Binders in Manufactured Wood Products: Beyond Formaldehyde

Concerned about emissions regulations, the manufactured wood products industry is moving away from glues formulated with urea formaldehyde and phenol formaldehyde.

September 28, 2007

Manufactured wood products—including plywood, oriented-strand board (OSB), laminated-strand lumber, particleboard, and medium-density fiberboard (MDF)—have the environmental advantage of being made from small-diameter or other low-quality trees or waste from wood-processing operations, conserving higher-quality timber. With these products, the wood is peeled into thin veneers, chipped into small strands or flakes, or ground into wood flour; in each case, the pieces are then glued to produce a durable and stable panel or lumber product.

Two glues, or binders as they are called in the industry, dominate the manufactured wood products industry: urea formaldehyde (UF) and phenol formaldehyde (PF). For interior-grade products, including particleboard, MDF, and hardwood plywood, UF binders have long been more popular because of their low cost and light color compared with PF binders.
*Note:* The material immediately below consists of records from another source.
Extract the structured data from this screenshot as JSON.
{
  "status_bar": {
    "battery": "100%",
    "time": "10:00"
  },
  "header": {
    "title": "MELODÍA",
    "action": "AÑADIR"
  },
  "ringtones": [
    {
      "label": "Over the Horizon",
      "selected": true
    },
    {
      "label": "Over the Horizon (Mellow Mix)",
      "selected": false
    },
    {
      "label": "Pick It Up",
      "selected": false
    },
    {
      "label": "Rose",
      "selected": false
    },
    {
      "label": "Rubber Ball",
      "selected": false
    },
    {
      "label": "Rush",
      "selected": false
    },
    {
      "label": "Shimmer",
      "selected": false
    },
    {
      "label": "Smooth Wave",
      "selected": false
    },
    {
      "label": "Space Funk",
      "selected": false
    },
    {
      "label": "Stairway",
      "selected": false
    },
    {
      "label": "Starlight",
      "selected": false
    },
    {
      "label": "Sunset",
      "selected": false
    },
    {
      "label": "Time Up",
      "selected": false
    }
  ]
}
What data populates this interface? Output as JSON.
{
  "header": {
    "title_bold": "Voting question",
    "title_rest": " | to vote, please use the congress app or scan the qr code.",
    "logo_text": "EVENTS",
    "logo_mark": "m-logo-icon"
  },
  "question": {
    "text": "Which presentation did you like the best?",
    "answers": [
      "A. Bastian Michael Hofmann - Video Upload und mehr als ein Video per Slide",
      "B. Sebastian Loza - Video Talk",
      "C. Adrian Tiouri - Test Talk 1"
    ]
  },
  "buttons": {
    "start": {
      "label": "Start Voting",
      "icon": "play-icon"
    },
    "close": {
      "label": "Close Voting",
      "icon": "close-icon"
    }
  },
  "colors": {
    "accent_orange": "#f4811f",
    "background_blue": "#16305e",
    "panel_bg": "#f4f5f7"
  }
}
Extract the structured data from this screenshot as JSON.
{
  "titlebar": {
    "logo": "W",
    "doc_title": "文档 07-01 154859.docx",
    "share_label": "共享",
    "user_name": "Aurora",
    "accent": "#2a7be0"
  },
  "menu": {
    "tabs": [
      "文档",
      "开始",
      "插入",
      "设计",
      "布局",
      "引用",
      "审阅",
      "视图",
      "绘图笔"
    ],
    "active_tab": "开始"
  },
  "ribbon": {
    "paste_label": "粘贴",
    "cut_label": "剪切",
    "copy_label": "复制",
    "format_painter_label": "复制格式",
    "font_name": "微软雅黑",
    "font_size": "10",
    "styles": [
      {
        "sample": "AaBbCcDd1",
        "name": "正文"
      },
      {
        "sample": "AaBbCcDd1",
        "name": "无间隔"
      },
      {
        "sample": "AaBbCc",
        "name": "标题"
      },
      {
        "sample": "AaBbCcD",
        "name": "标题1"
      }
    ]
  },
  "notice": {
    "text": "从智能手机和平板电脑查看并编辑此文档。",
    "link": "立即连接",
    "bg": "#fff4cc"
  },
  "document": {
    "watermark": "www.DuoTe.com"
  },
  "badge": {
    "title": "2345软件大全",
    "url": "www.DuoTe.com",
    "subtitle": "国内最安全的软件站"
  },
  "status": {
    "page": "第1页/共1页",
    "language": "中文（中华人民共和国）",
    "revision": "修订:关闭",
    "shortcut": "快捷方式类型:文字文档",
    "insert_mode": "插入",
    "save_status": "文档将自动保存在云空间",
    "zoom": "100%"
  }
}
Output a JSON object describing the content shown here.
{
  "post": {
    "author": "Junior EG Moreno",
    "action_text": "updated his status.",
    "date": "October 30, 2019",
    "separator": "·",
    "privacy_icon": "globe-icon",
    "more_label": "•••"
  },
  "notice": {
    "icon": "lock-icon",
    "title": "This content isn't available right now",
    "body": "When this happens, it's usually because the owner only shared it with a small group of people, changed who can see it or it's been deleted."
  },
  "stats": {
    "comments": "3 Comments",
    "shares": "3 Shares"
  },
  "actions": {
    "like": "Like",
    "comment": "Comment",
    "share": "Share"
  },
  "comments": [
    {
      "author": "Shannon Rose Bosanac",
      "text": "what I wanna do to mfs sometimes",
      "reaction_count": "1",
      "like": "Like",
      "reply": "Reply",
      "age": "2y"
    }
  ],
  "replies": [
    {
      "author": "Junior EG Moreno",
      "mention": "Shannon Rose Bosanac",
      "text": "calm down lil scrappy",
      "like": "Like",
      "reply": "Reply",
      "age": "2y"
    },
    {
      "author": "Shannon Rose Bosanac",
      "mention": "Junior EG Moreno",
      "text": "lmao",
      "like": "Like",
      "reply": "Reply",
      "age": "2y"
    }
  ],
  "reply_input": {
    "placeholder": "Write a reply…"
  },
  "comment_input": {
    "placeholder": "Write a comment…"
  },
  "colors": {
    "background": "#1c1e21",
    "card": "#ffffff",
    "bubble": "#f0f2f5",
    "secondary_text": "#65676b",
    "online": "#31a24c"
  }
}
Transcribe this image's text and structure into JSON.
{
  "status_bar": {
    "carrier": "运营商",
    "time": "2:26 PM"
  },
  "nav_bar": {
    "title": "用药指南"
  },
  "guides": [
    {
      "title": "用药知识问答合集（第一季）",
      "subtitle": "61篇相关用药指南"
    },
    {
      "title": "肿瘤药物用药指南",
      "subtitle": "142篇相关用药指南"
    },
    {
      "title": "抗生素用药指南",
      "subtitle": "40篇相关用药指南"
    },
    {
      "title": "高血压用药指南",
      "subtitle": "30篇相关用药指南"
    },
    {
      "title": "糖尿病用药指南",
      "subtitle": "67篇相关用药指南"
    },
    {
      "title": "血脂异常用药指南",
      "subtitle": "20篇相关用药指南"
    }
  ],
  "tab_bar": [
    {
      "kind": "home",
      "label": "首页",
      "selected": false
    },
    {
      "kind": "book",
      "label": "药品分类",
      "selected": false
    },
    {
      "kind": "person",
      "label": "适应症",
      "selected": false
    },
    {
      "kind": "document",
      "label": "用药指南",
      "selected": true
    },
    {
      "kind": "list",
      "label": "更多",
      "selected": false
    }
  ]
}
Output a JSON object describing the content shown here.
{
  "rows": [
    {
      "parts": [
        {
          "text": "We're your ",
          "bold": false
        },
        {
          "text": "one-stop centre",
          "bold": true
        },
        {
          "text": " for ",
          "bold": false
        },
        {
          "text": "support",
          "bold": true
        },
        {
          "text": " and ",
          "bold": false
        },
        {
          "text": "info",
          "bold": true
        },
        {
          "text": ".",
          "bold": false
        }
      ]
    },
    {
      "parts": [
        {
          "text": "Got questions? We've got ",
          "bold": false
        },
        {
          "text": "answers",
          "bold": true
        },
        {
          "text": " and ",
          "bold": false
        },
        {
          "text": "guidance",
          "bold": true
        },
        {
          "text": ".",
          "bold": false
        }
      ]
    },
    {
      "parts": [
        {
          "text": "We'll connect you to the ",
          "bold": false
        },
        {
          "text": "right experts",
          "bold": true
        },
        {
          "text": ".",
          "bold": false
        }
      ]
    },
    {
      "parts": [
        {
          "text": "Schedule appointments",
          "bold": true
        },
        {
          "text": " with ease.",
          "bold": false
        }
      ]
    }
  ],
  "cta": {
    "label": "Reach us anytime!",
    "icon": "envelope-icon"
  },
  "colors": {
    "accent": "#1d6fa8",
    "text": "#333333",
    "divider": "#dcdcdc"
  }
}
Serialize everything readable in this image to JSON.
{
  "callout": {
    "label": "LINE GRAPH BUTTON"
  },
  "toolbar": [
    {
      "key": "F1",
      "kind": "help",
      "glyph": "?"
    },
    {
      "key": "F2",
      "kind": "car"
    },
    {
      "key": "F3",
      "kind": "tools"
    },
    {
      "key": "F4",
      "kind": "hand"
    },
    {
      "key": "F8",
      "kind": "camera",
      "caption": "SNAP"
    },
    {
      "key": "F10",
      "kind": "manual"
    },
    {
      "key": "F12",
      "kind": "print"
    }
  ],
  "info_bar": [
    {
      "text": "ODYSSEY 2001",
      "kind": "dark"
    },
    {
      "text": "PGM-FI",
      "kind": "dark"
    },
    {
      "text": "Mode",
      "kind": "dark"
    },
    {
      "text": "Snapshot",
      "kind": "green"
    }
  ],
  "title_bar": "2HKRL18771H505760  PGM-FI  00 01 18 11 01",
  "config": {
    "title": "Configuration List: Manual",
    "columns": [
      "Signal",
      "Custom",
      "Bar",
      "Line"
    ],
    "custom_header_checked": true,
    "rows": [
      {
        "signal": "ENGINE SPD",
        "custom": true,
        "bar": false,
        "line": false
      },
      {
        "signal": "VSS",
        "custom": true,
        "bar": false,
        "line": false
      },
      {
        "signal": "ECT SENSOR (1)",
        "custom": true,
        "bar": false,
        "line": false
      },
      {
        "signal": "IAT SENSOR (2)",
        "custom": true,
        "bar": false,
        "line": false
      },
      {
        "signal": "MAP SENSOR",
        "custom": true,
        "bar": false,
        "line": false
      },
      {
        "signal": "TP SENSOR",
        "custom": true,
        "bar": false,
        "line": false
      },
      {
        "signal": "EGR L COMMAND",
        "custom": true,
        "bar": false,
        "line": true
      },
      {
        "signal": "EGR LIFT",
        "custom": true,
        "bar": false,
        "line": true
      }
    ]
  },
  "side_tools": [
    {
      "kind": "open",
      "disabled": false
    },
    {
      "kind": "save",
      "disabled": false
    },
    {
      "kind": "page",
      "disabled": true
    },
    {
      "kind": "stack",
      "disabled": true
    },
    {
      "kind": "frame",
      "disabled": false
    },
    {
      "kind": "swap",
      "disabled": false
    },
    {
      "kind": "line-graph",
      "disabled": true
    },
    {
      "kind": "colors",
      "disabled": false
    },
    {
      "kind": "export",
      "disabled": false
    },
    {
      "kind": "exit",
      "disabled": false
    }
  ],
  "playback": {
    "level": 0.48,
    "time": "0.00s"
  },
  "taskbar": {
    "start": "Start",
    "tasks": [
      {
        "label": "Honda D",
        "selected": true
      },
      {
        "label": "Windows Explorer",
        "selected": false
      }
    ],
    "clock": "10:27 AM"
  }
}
For exterior-grade applications PF binders are favored because of their better moisture resistance.